Go through the material under this sentence. Return every line holding "Slave".

** Data listing **
___

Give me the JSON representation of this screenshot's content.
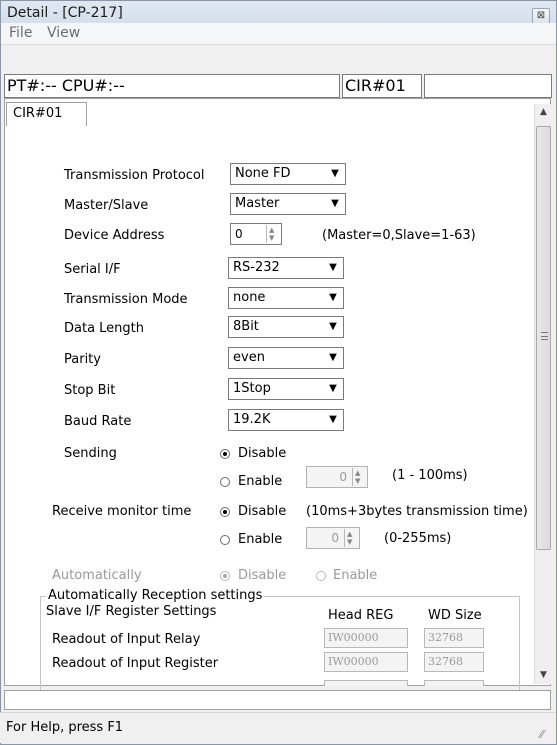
{
  "window": {
    "title": "Detail - [CP-217]",
    "close_glyph": "⊠"
  },
  "menu": [
    "File",
    "View"
  ],
  "header_fields": {
    "pt_cpu": "PT#:-- CPU#:--",
    "cir": "CIR#01",
    "extra": ""
  },
  "tab": {
    "label": "CIR#01"
  },
  "settings": [
    {
      "label": "Transmission Protocol",
      "value": "None FD"
    },
    {
      "label": "Master/Slave",
      "value": "Master"
    },
    {
      "label": "Device Address",
      "value": "0",
      "hint": "(Master=0,Slave=1-63)"
    },
    {
      "label": "Serial I/F",
      "value": "RS-232"
    },
    {
      "label": "Transmission Mode",
      "value": "none"
    },
    {
      "label": "Data Length",
      "value": "8Bit"
    },
    {
      "label": "Parity",
      "value": "even"
    },
    {
      "label": "Stop Bit",
      "value": "1Stop"
    },
    {
      "label": "Baud Rate",
      "value": "19.2K"
    }
  ],
  "sending": {
    "label": "Sending",
    "disable": "Disable",
    "enable": "Enable",
    "selected": "Disable",
    "spin_value": "0",
    "range": "(1 - 100ms)"
  },
  "receive_monitor": {
    "label": "Receive monitor time",
    "disable": "Disable",
    "enable": "Enable",
    "selected": "Disable",
    "disable_note": "(10ms+3bytes transmission time)",
    "spin_value": "0",
    "range": "(0-255ms)"
  },
  "automatically": {
    "label": "Automatically",
    "disable": "Disable",
    "enable": "Enable",
    "selected": "Disable"
  },
  "reception_group": {
    "title": "Automatically Reception settings",
    "subtitle": "Slave I/F Register Settings",
    "col_head_reg": "Head REG",
    "col_wd_size": "WD Size",
    "rows": [
      {
        "label": "Readout of Input Relay",
        "head_reg": "IW00000",
        "wd_size": "32768"
      },
      {
        "label": "Readout of Input Register",
        "head_reg": "IW00000",
        "wd_size": "32768"
      }
    ]
  },
  "status_bar": {
    "text": "For Help, press F1"
  },
  "icons": {
    "dropdown": "triangle-down",
    "spin": "up-down-arrows",
    "scroll": "scroll-arrows",
    "close": "close-icon"
  }
}
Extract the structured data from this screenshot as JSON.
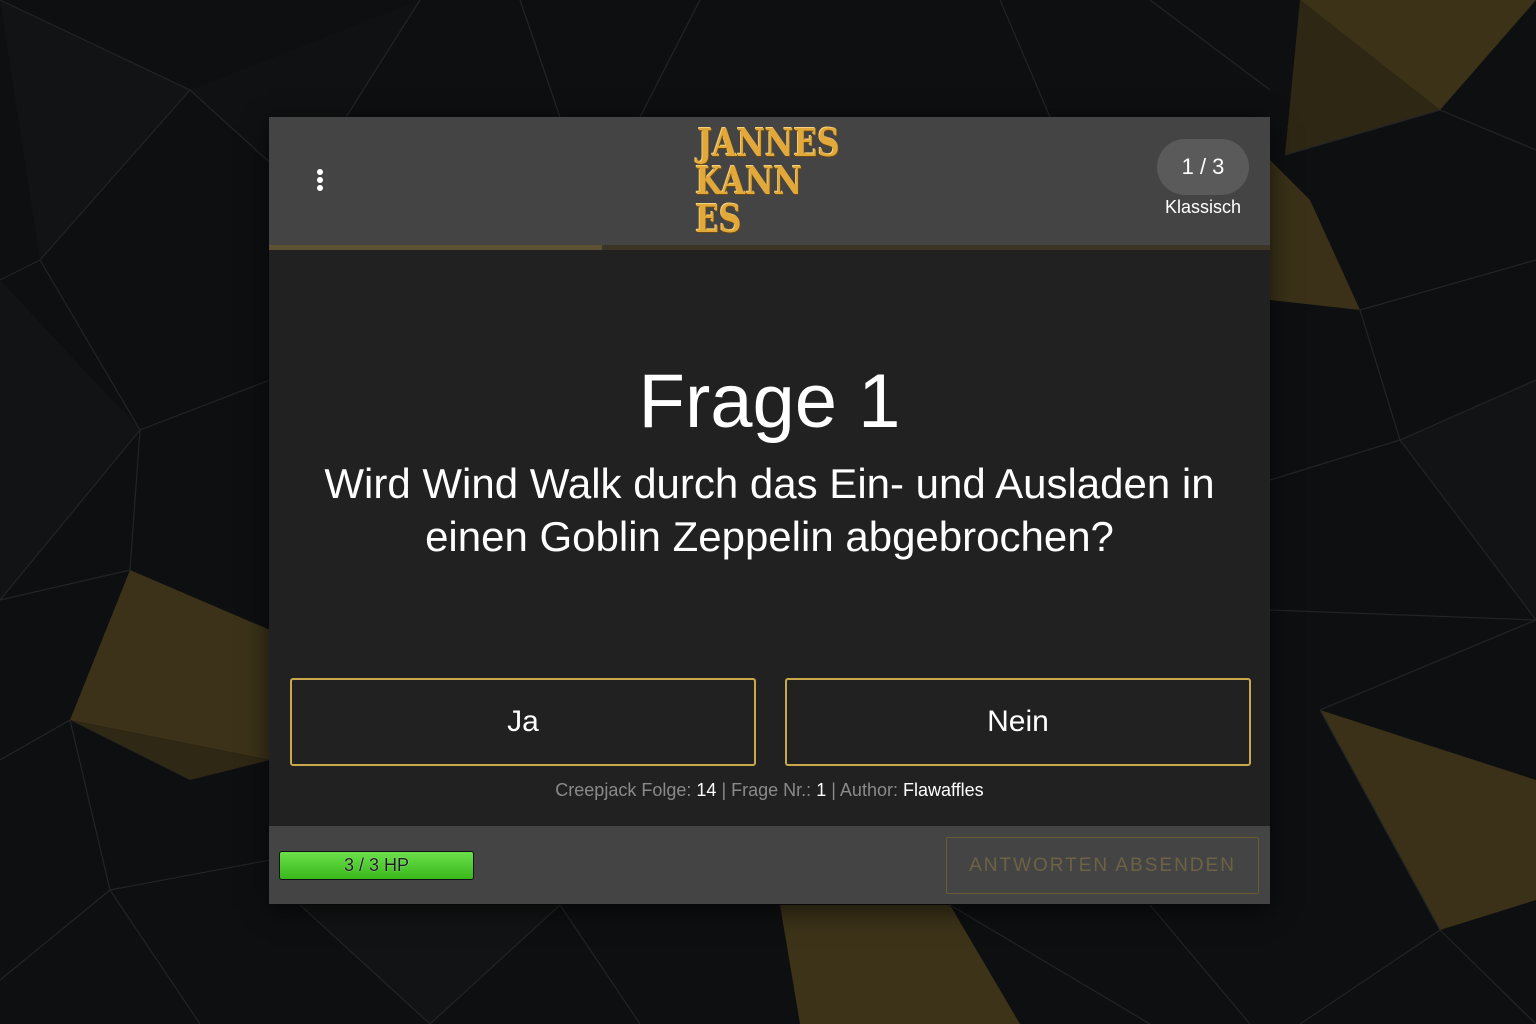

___

** Exercise solution **
      "label": "Master/Slave",
      "hint": "(Master=0,Slave=1-63)"
    "subtitle": "Slave I/F Register Settings",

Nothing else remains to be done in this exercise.